For each line in the data below that holds "title", return a copy.

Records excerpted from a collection

■ ■ ■ ■

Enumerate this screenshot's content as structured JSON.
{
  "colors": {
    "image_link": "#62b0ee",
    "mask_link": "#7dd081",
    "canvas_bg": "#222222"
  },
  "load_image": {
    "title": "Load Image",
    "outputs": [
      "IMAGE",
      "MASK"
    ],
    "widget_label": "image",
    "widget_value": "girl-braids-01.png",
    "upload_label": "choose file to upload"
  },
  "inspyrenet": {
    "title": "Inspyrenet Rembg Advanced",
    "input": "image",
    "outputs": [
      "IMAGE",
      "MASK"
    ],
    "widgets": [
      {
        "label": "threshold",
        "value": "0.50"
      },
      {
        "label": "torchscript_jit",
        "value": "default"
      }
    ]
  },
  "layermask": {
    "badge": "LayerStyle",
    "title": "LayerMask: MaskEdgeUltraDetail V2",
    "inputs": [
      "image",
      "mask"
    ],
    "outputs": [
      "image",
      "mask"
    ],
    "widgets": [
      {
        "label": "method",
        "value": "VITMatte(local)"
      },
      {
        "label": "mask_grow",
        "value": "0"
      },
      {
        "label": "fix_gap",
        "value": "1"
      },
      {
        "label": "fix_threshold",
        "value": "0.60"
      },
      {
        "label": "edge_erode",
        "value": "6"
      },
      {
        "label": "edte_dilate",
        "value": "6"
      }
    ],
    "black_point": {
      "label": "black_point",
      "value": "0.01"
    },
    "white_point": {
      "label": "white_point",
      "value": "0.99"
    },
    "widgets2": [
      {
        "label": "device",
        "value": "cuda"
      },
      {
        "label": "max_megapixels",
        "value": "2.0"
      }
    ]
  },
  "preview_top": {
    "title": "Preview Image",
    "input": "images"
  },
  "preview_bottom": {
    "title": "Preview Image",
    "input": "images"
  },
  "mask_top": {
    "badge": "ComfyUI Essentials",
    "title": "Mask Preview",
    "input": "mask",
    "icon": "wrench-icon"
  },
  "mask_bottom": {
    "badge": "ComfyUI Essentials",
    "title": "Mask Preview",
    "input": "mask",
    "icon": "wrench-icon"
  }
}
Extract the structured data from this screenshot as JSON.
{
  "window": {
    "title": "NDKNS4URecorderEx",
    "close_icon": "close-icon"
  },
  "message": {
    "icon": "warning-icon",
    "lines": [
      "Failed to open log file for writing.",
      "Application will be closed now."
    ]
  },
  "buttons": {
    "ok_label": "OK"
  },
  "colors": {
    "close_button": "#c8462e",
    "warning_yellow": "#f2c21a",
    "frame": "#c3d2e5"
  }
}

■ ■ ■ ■

- **Task response**:
    "title": "Load Image",
    "title": "Inspyrenet Rembg Advanced",
    "title": "LayerMask: MaskEdgeUltraDetail V2",
    "title": "Preview Image",
    "title": "Preview Image",
    "title": "Mask Preview",
    "title": "Mask Preview",
    "title": "NDKNS4URecorderEx",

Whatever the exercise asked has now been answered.